LIVINGSTON, NJ – Although on the face of it, graduates of Livingston High School’s (LHS) Class of 2017 are moving on to institutions of higher learning at about the same impressive rate as they did in past years, slight differences in post-secondary pursuits are beginning to shine through, according to a presentation given by Director of School Counseling Services Sinead Crews at Monday’s Livingston Board of Education (LBOE) meeting.

The nearly 450 students who graduated in June submitted 3,740 applications to 369 different colleges and universities, which was a slight increase from the prior year’s number of 3,500 applications. However, similar to prior years, 96 percent of students have gone on to post-secondary institutions while 3 percent moved directly into a job, enlisted in the military or were admitted to a gap year program (with females constituting the majority of that 3 percent). 

According to the presentation, there was a very slight increase, year over year, of students who went on to attend a four-year college (405 students in 2017 vs. 401 students in 2016) and a similar decrease in those attending a two-year college (27 vs. 30, respectively).

Sign Up for E-News

Crews said it was also worth noting the slight increase in the percentage of males attending a four-year college (89 percent in 2017 compared to 86 percent in 2016). Simultaneously, there was a slight decrease for female students, with 92 percent attending a four-year college in 2017, compared to 94 percent from the year before. 

Additionally, the percentage of special education students attending four-year colleges increased from 64 percent to 65 percent.

“I think this is reflective of the conversations we’ve been having for several years now in the Counseling Department in terms of focusing on best fit for students for their post-secondary plans,” said Crews.

Although there are similarities between the specific colleges and universities that four or more LHS graduates of both 2016 and 2017 went on to attend—with institutions like Rutgers University-New Brunswick (41 students attending), County College of Morris (18 students), Syracuse University and University of Delaware (13 students each) and Pennsylvania State University (11 students), leading the pack—several new schools not previously represented on the list made an appearance in 2017.

These schools included: Monmouth University (six students); Carnegie Mellon University, Muhlenberg College and Stockton University (five students each); and Elon University, Stephens Institute of Technology and Quinnipiac University (four students each).

Although 23 of the 32 colleges and universities most highly attended by LHS grads are located in the northeast, LHS students are now also migrating toward the mid-west and the south areas of the country.
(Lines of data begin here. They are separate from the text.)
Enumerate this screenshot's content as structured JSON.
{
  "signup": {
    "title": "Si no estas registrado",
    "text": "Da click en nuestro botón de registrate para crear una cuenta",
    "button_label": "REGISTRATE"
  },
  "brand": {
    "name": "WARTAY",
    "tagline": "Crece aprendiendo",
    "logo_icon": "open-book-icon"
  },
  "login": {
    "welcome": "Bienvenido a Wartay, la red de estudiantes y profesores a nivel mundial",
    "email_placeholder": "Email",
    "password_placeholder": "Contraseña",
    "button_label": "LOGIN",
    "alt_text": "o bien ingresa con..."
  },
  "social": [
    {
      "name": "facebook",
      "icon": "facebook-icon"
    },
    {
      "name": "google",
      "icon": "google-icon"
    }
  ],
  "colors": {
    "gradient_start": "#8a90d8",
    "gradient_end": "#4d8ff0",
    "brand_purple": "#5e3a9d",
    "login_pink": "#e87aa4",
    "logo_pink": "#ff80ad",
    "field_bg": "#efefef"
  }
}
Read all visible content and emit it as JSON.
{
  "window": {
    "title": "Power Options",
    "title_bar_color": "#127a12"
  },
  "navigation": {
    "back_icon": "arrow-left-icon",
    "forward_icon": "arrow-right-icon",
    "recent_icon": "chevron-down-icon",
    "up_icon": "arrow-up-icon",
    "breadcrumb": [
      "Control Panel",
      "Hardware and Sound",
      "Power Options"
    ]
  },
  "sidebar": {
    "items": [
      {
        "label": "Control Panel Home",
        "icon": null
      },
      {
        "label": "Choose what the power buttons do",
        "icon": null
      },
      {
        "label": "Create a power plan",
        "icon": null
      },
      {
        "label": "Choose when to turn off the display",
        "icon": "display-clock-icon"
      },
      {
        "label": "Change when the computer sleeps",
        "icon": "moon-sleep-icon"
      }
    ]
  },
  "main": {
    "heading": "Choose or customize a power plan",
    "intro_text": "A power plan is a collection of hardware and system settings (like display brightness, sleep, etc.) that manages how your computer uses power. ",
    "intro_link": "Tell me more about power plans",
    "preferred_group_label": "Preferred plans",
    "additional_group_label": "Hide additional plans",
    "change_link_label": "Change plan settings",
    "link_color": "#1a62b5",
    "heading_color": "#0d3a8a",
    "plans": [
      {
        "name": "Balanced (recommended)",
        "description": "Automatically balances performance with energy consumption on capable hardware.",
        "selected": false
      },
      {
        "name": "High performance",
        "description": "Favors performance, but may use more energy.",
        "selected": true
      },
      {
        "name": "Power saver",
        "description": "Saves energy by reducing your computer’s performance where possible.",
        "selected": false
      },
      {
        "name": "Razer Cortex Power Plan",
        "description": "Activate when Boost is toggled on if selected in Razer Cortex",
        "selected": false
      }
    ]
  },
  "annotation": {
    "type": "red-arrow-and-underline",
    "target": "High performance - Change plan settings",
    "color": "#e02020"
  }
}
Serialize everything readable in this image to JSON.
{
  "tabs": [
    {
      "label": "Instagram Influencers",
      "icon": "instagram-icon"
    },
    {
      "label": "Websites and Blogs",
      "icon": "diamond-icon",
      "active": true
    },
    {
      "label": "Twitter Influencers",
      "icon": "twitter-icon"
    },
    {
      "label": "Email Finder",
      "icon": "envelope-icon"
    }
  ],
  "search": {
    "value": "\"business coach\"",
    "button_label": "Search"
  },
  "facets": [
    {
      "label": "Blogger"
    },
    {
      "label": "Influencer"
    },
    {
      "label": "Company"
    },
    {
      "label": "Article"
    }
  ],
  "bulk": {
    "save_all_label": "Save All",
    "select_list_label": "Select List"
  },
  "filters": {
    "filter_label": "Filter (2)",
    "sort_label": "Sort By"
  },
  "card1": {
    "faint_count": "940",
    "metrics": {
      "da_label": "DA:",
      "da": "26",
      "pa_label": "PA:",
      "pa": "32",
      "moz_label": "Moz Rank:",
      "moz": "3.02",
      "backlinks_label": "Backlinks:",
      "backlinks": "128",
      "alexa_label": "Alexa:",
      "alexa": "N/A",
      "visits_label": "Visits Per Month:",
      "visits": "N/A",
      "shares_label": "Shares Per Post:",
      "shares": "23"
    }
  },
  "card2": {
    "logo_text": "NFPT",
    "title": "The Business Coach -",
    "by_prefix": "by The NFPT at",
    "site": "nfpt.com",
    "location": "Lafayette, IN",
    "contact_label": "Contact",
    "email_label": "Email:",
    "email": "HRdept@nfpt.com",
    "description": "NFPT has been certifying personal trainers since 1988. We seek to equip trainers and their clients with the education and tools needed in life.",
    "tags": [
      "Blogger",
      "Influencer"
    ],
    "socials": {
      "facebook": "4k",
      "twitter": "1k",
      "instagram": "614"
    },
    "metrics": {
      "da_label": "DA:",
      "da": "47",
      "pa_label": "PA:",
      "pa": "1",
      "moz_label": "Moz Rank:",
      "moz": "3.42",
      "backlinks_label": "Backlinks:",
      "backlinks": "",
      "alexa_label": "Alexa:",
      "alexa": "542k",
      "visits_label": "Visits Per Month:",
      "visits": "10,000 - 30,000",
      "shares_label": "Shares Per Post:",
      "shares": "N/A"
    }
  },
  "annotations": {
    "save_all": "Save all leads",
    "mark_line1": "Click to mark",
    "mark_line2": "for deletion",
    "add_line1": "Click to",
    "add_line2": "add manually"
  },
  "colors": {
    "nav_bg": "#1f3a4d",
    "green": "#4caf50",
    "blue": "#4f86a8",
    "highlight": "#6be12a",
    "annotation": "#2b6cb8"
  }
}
Schools that topped these lists include: Indiana University at Bloomington (ten students), University of Michigan (nine), Washington University in St. Louis (six) and The Ohio State University (four) in the mid-west; and The University of Tampa (nine), University of Miami (five), Elon University (four), Tulane University (four) and Vanderbilt University (four) in the south.

The counseling department plans to continue using strategies that include the application of the Naviance system for 7th-through 12th-graders (a system designed to marry student strengths to the most beneficial post-secondary choices for them); counselor visits to colleges and universities; regional information sessions for interested college admissions counselors to attend; and evening programs for students in grade 10 and up and their parents. 

Beyond the consideration of traditional college programs, the department will also continue to provide opportunities to partner with military recruiters, recruiters from overseas colleges, and other alternative options.

During the presentation on Monday, the LBOE asked Superintendent of Schools Christina Steffner whether the counseling department tracks students who have moved on to two-and four-year colleges to see what becomes of them in the next stage of their lives.

“We’re hoping with the use of [the data in] New Jersey Smart, we’ll be able to see how many students graduate in four versus five years and utilize other similar measures to track the progress of our graduates such as whether they go on to college, a career in the military, or other pursuits,” said Steffner.  

In response to a final question regarding stress reduction for students and parents going through this transition process, Crews said, “I think we—collectively—have to breathe.”

“This is a big and scary process for every single student and parent,” said Crews. “Students need to be there for their peers and their friends, to talk with and to process with. At the same time, they need to put their blinders up so they can focus on themselves, what their goals and interests are and how they can take care of themselves in a way that best benefits them at the end of the day."